How to complete this task -
Set down every record below exactly as it appears, but without the pictures.

[Start of Attachment]

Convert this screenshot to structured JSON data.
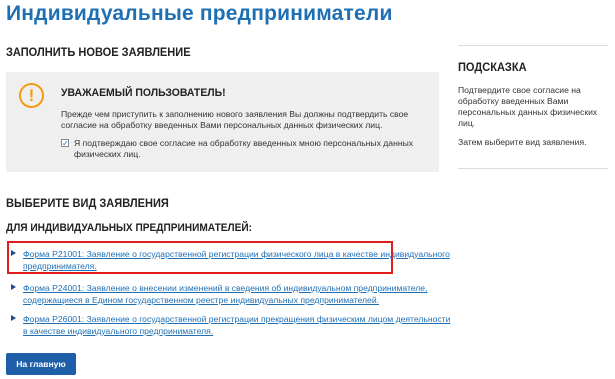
{
  "page": {
    "title": "Индивидуальные предприниматели"
  },
  "new_application": {
    "heading": "ЗАПОЛНИТЬ НОВОЕ ЗАЯВЛЕНИЕ",
    "notice": {
      "icon": "exclamation-icon",
      "title": "УВАЖАЕМЫЙ ПОЛЬЗОВАТЕЛЬ!",
      "text": "Прежде чем приступить к заполнению нового заявления Вы должны подтвердить свое согласие на обработку введенных Вами персональных данных физических лиц.",
      "consent_checked": true,
      "consent_label": "Я подтверждаю свое согласие на обработку введенных мною персональных данных физических лиц."
    }
  },
  "hint": {
    "heading": "ПОДСКАЗКА",
    "line1": "Подтвердите свое согласие на обработку введенных Вами персональных данных физических лиц.",
    "line2": "Затем выберите вид заявления."
  },
  "choose": {
    "heading": "ВЫБЕРИТЕ ВИД ЗАЯВЛЕНИЯ",
    "subheading": "ДЛЯ ИНДИВИДУАЛЬНЫХ ПРЕДПРИНИМАТЕЛЕЙ:",
    "forms": [
      {
        "label": "Форма Р21001: Заявление о государственной регистрации физического лица в качестве индивидуального предпринимателя."
      },
      {
        "label": "Форма Р24001: Заявление о внесении изменений в сведения об индивидуальном предпринимателе, содержащиеся в Едином государственном реестре индивидуальных предпринимателей."
      },
      {
        "label": "Форма Р26001: Заявление о государственной регистрации прекращения физическим лицом деятельности в качестве индивидуального предпринимателя."
      }
    ]
  },
  "buttons": {
    "home_label": "На главную"
  },
  "colors": {
    "title": "#1f6fb5",
    "link": "#1f6fb5",
    "button": "#1f5faa",
    "warning": "#f39c12",
    "highlight": "#e21b1b",
    "notice_bg": "#efefef"
  }
}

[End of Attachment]

Output below -
Convert this screenshot to structured JSON data.
{
  "page": {
    "title": "Индивидуальные предприниматели"
  },
  "new_application": {
    "heading": "ЗАПОЛНИТЬ НОВОЕ ЗАЯВЛЕНИЕ",
    "notice": {
      "icon": "exclamation-icon",
      "title": "УВАЖАЕМЫЙ ПОЛЬЗОВАТЕЛЬ!",
      "text": "Прежде чем приступить к заполнению нового заявления Вы должны подтвердить свое согласие на обработку введенных Вами персональных данных физических лиц.",
      "consent_checked": true,
      "consent_label": "Я подтверждаю свое согласие на обработку введенных мною персональных данных физических лиц."
    }
  },
  "hint": {
    "heading": "ПОДСКАЗКА",
    "line1": "Подтвердите свое согласие на обработку введенных Вами персональных данных физических лиц.",
    "line2": "Затем выберите вид заявления."
  },
  "choose": {
    "heading": "ВЫБЕРИТЕ ВИД ЗАЯВЛЕНИЯ",
    "subheading": "ДЛЯ ИНДИВИДУАЛЬНЫХ ПРЕДПРИНИМАТЕЛЕЙ:",
    "forms": [
      {
        "label": "Форма Р21001: Заявление о государственной регистрации физического лица в качестве индивидуального предпринимателя."
      },
      {
        "label": "Форма Р24001: Заявление о внесении изменений в сведения об индивидуальном предпринимателе, содержащиеся в Едином государственном реестре индивидуальных предпринимателей."
      },
      {
        "label": "Форма Р26001: Заявление о государственной регистрации прекращения физическим лицом деятельности в качестве индивидуального предпринимателя."
      }
    ]
  },
  "buttons": {
    "home_label": "На главную"
  },
  "colors": {
    "title": "#1f6fb5",
    "link": "#1f6fb5",
    "button": "#1f5faa",
    "warning": "#f39c12",
    "highlight": "#e21b1b",
    "notice_bg": "#efefef"
  }
}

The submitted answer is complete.